Exercise description » Extract all of the entries and set them down verbatim.

(Website and app data records)
★ ★ ★ ★
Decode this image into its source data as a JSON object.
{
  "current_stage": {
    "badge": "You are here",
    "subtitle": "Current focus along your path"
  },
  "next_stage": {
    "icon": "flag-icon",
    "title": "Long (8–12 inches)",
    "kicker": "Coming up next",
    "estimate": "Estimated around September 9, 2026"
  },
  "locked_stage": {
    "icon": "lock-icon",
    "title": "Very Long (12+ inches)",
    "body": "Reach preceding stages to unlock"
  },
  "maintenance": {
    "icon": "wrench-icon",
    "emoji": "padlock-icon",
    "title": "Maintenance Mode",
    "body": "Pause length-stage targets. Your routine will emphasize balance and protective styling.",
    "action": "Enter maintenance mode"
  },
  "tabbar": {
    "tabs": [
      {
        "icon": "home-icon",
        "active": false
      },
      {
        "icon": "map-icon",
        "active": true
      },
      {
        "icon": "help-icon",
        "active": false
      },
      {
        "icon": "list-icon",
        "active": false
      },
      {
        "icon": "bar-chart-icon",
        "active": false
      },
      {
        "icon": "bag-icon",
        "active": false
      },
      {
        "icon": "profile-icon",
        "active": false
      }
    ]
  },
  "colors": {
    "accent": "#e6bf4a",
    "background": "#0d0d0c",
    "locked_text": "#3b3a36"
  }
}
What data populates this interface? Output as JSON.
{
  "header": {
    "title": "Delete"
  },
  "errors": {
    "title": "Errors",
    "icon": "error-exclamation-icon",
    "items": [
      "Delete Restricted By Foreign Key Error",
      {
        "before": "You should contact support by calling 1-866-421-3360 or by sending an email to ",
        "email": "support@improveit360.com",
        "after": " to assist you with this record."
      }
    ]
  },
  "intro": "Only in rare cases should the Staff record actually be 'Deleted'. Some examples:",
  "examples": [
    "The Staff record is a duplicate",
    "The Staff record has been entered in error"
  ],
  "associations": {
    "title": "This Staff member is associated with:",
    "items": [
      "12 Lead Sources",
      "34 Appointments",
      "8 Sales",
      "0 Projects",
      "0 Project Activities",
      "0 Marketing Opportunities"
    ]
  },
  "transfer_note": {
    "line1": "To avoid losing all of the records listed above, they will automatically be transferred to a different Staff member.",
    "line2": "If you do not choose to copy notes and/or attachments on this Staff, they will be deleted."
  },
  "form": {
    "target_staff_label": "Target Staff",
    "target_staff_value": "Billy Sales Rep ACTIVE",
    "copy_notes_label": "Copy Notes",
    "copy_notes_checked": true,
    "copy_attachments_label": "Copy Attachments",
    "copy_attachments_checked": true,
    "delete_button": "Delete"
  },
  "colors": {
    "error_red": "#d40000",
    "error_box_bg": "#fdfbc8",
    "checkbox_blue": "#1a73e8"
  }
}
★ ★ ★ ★
Exercise solution »
Decode this image into its source data as a JSON object.
{
  "current_stage": {
    "badge": "You are here",
    "subtitle": "Current focus along your path"
  },
  "next_stage": {
    "icon": "flag-icon",
    "title": "Long (8–12 inches)",
    "kicker": "Coming up next",
    "estimate": "Estimated around September 9, 2026"
  },
  "locked_stage": {
    "icon": "lock-icon",
    "title": "Very Long (12+ inches)",
    "body": "Reach preceding stages to unlock"
  },
  "maintenance": {
    "icon": "wrench-icon",
    "emoji": "padlock-icon",
    "title": "Maintenance Mode",
    "body": "Pause length-stage targets. Your routine will emphasize balance and protective styling.",
    "action": "Enter maintenance mode"
  },
  "tabbar": {
    "tabs": [
      {
        "icon": "home-icon",
        "active": false
      },
      {
        "icon": "map-icon",
        "active": true
      },
      {
        "icon": "help-icon",
        "active": false
      },
      {
        "icon": "list-icon",
        "active": false
      },
      {
        "icon": "bar-chart-icon",
        "active": false
      },
      {
        "icon": "bag-icon",
        "active": false
      },
      {
        "icon": "profile-icon",
        "active": false
      }
    ]
  },
  "colors": {
    "accent": "#e6bf4a",
    "background": "#0d0d0c",
    "locked_text": "#3b3a36"
  }
}
What data populates this interface? Output as JSON.
{
  "header": {
    "title": "Delete"
  },
  "errors": {
    "title": "Errors",
    "icon": "error-exclamation-icon",
    "items": [
      "Delete Restricted By Foreign Key Error",
      {
        "before": "You should contact support by calling 1-866-421-3360 or by sending an email to ",
        "email": "support@improveit360.com",
        "after": " to assist you with this record."
      }
    ]
  },
  "intro": "Only in rare cases should the Staff record actually be 'Deleted'. Some examples:",
  "examples": [
    "The Staff record is a duplicate",
    "The Staff record has been entered in error"
  ],
  "associations": {
    "title": "This Staff member is associated with:",
    "items": [
      "12 Lead Sources",
      "34 Appointments",
      "8 Sales",
      "0 Projects",
      "0 Project Activities",
      "0 Marketing Opportunities"
    ]
  },
  "transfer_note": {
    "line1": "To avoid losing all of the records listed above, they will automatically be transferred to a different Staff member.",
    "line2": "If you do not choose to copy notes and/or attachments on this Staff, they will be deleted."
  },
  "form": {
    "target_staff_label": "Target Staff",
    "target_staff_value": "Billy Sales Rep ACTIVE",
    "copy_notes_label": "Copy Notes",
    "copy_notes_checked": true,
    "copy_attachments_label": "Copy Attachments",
    "copy_attachments_checked": true,
    "delete_button": "Delete"
  },
  "colors": {
    "error_red": "#d40000",
    "error_box_bg": "#fdfbc8",
    "checkbox_blue": "#1a73e8"
  }
}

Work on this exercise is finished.